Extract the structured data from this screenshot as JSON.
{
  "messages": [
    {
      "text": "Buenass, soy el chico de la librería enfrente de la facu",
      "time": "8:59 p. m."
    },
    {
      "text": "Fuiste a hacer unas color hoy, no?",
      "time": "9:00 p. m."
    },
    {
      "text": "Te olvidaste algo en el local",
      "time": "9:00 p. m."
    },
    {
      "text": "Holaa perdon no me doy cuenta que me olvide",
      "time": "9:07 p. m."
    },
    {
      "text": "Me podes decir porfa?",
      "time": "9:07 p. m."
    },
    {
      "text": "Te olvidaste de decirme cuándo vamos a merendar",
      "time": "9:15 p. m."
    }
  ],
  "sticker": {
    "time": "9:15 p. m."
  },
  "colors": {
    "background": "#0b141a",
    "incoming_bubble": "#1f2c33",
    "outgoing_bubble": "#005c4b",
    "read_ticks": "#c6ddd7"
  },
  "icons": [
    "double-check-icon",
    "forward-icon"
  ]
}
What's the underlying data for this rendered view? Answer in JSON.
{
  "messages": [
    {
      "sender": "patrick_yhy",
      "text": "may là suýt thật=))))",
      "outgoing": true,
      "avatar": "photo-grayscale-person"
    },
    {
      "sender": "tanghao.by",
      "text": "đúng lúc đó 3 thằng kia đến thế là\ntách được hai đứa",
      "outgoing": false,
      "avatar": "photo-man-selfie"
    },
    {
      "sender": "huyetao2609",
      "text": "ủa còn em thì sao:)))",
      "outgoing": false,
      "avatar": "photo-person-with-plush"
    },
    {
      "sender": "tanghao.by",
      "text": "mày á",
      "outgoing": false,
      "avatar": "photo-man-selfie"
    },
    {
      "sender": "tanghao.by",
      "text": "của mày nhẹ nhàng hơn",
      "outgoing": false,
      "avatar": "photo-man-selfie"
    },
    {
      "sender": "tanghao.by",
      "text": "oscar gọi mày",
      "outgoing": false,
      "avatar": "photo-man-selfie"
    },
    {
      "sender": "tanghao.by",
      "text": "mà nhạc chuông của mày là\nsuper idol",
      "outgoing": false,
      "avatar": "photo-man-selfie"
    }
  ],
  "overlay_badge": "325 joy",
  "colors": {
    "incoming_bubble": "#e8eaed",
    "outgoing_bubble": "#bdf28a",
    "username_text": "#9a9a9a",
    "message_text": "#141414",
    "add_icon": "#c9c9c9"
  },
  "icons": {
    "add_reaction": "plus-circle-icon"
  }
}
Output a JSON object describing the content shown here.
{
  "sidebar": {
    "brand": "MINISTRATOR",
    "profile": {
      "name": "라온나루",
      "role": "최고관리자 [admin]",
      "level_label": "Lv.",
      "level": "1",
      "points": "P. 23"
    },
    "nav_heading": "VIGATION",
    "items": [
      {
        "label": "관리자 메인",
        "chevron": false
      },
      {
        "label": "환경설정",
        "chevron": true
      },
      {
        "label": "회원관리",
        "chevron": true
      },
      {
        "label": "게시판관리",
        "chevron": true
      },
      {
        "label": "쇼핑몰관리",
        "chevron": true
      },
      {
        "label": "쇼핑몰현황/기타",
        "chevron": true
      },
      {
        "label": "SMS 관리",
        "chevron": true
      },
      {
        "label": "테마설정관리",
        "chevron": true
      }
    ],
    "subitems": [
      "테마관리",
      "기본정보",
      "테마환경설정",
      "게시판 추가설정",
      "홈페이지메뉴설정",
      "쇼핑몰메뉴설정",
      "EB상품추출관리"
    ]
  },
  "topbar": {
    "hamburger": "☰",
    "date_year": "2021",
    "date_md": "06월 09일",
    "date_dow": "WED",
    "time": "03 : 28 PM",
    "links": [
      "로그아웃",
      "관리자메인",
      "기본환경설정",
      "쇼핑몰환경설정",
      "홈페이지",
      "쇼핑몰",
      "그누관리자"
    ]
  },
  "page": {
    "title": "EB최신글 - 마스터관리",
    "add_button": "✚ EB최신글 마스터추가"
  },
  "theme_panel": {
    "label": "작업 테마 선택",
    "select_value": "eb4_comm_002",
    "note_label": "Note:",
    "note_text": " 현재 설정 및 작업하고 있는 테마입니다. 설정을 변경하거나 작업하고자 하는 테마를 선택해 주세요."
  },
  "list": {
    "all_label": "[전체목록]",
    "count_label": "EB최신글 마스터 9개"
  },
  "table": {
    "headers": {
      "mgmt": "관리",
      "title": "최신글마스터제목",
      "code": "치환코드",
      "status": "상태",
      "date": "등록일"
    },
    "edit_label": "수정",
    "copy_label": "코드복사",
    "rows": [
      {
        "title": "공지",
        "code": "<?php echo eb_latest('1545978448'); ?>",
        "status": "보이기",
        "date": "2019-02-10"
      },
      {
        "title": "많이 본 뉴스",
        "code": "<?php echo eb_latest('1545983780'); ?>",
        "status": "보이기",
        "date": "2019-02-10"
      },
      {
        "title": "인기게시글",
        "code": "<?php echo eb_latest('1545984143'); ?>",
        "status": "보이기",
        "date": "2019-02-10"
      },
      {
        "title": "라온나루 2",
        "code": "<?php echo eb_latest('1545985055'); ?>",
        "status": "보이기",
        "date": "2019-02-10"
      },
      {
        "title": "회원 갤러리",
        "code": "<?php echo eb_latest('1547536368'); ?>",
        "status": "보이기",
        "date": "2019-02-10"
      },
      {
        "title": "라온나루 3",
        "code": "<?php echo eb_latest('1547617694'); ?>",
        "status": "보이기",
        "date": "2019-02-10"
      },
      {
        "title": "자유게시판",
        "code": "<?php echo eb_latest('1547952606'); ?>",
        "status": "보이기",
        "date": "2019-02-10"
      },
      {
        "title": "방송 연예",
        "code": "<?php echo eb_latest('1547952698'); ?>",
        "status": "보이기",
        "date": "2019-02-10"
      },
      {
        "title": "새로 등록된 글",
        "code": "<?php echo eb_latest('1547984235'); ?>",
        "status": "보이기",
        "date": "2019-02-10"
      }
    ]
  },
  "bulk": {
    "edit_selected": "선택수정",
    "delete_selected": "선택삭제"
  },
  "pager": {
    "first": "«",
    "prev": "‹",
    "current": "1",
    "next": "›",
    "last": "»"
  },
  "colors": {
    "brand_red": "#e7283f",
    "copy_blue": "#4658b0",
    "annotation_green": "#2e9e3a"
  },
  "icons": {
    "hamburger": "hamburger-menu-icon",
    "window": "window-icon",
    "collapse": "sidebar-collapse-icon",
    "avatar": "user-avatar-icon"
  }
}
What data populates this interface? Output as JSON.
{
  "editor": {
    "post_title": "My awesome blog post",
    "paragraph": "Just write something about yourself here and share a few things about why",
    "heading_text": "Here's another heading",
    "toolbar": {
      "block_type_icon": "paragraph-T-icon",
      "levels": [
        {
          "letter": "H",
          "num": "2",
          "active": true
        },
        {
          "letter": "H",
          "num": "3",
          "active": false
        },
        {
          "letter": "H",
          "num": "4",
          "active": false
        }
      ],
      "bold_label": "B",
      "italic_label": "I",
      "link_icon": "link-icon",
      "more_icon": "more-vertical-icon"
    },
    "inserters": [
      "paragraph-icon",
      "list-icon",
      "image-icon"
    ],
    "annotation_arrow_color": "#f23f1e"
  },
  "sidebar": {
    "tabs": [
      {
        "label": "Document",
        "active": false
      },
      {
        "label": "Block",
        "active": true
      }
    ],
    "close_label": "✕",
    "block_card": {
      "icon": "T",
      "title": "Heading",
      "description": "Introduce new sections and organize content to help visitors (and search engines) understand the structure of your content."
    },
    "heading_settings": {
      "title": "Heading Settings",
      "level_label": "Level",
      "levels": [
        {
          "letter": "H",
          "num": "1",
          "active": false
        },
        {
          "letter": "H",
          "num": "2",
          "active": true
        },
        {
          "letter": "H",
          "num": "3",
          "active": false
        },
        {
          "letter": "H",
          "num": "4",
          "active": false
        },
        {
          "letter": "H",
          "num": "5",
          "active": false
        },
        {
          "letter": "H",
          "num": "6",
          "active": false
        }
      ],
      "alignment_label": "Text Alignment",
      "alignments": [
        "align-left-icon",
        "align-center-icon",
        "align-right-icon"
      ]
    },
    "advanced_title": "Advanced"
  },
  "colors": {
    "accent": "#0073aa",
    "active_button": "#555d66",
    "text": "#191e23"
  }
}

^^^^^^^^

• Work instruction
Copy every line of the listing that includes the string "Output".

• Solution
Output a JSON object describing the content shown here.
What data populates this interface? Output as JSON.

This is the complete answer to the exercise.